The late Leonard Cohen was an artist in every sense of the word. His life was a rich tapestry of romances, tragedies, and a heavy dosage of genius. Starting out as a poet in the 1950s while enrolled at McGill University in Montreal, Cohen embarked on a timeless journey, one that dug deep into his soul and touched the lives of countless others.
Only really comparable to Dylan in terms of artistic reverence and output, Leonard Cohen’s life could be split into various books of their own. What we are really trying to say is that he was an artist of an almost mythical status. His work explored every key human theme possible. These include religion, politics, isolation, depression, loss, death and romance. A truly cerebral artist, Cohen will continue to be studied and praised long after we leave this earthly realm.
The interesting thing about Cohen is that he didn’t actually start his musical career until 1967, when he was 33. This is significant as a) it shows that following your dreams is not consigned to any time pressure as society would have you believe. And b) It is possible to follow many paths across one’s existence. Up until this juncture, Cohen opted to pursue a career as a writer in the poetical and novelist sense.
His first album, Songs of Leonard Cohen, was released in 1967. He would then release albums spanning folk, world, jazz and acoustic. His most memorable song, the melancholic ode, ‘Hallelujah’, was released as part of his album Various Positions in 1984. A brilliant work, with a dense lyrical subject, it was made iconic ad infinitum by Jeff Buckley in 1994. Another of the most fascinating chapters of Cohen‘s life was his love affair with the Greek island of Hydra.

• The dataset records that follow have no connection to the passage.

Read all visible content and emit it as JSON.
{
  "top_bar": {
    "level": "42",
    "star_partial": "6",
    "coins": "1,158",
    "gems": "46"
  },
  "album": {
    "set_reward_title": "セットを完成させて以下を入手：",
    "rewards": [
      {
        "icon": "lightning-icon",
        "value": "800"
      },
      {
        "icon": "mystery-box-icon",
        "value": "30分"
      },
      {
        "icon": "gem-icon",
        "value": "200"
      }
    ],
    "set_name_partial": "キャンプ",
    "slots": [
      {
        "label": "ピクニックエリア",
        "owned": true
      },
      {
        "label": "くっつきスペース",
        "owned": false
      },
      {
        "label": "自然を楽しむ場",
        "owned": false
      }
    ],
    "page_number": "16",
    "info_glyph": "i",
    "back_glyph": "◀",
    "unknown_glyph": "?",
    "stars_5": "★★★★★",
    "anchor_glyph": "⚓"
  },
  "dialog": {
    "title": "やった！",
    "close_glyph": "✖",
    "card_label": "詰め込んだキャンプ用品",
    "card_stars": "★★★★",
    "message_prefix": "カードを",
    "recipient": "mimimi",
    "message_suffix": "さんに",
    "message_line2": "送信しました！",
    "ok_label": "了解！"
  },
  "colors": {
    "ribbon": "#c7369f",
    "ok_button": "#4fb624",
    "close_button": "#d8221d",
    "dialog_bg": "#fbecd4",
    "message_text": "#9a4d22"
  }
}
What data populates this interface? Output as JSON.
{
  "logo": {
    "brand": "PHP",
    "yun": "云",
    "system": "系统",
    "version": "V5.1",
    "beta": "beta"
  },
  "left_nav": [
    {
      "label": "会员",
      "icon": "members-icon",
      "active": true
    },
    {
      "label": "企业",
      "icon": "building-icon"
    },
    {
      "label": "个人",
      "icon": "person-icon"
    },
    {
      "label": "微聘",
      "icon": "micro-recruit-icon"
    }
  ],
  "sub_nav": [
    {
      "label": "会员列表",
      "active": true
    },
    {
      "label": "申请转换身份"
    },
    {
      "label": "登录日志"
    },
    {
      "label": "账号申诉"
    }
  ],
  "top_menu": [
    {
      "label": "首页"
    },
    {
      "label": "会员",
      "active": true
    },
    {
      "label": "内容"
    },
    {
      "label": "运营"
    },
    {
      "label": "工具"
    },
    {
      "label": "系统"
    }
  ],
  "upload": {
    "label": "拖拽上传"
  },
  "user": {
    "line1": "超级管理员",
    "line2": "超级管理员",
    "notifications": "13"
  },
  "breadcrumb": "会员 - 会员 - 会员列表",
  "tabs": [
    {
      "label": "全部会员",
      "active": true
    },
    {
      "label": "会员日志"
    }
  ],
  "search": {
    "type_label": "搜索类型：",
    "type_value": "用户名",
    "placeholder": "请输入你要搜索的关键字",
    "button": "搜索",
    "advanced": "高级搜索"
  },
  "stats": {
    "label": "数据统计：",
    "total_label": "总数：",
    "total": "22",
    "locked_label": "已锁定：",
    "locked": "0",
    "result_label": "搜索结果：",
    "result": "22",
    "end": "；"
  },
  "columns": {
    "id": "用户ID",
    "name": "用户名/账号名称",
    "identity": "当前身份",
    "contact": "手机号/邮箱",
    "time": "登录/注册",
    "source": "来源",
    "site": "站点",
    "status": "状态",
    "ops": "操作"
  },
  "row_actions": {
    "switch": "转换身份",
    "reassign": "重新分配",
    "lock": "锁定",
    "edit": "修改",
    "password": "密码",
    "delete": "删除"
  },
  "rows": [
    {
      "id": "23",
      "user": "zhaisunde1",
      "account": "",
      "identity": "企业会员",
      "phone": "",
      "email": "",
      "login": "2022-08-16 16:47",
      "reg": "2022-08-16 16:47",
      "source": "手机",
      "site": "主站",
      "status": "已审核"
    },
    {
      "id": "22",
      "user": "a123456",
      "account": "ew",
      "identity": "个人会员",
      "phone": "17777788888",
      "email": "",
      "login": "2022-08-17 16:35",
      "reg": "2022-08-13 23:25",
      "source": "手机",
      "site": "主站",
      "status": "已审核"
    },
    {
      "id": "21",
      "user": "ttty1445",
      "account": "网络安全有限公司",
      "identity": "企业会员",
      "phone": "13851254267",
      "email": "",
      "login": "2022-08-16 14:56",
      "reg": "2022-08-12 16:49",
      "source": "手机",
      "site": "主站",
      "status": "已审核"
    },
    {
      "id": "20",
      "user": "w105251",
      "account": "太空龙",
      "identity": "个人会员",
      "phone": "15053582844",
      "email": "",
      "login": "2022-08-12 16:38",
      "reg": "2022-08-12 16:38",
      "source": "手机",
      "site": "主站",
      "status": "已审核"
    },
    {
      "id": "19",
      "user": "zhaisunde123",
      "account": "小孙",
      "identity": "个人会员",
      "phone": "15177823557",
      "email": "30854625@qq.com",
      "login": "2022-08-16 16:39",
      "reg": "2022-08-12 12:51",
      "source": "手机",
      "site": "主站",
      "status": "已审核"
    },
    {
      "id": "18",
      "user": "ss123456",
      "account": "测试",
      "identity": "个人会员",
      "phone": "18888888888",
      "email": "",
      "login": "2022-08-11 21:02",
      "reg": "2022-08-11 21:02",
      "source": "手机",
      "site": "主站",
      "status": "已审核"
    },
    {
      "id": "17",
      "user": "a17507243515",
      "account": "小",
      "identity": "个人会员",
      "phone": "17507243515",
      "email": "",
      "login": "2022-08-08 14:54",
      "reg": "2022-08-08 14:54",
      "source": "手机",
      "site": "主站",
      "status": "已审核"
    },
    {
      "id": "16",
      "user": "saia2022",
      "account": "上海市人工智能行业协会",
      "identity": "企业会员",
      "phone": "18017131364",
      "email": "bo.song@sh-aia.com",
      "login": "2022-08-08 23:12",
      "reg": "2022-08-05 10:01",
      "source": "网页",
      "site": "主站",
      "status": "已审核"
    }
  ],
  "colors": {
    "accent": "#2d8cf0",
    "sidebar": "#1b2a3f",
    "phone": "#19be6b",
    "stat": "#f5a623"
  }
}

A hazy, romantic period that marked him out as a complex yet humorous individual.
Given that he was such a dense being, it was only right that he loved and was inspired by a vast array of musicians. This should seem relatively obvious given the extent of musical modes he encompassed in his career, and the number of themes he explored.
One artist he admired was another Canadian troubadour with an equally as elaborate backstory; who else but Neil Young. The ‘Godfather of Grunge’ is also an artist of unmatched pedigree. The former guitarist of Buffalo Springfield, a quarter of supergroup Crosby, Stills, Nash and Young (CSNY) and celebrated solo artist, Neil Young continues to inspire many. A gifted guitarist and lyricist, his work, just with Cohen’s, carries central to it a perceptive take on the human state of being. Releasing over forty albums in his long, winding career, Young is a titan of rock music.
It turns out that Leonard Cohen was such a huge fan of the mutton-chopped genius that he included him on his esteemed ‘Jukebox’ series, where he listed his favourite songs of all time. In 2009, Cohen described to an interviewer the effect Neil Young had on him: “The only thing a writer has to have for me is just one song that manages to hit me and I love him immediately. I remember hearing that song … (starting to sing) ‘Blue, blue windows behind the stars / Yellow moon on the rise…’ (from Helpless by Neil Young). He is very good.”
‘Helpless’ is one of Young‘s most emotive songs. The country/folk number is memorable for its simple, repetitive melody that really hits you in the feels. A retrospective opus wherein Young remembers his “formative” years, there is no wonder Cohen loved it so much. It is a tender, personal piece.
Listen to ‘Helpless’, below.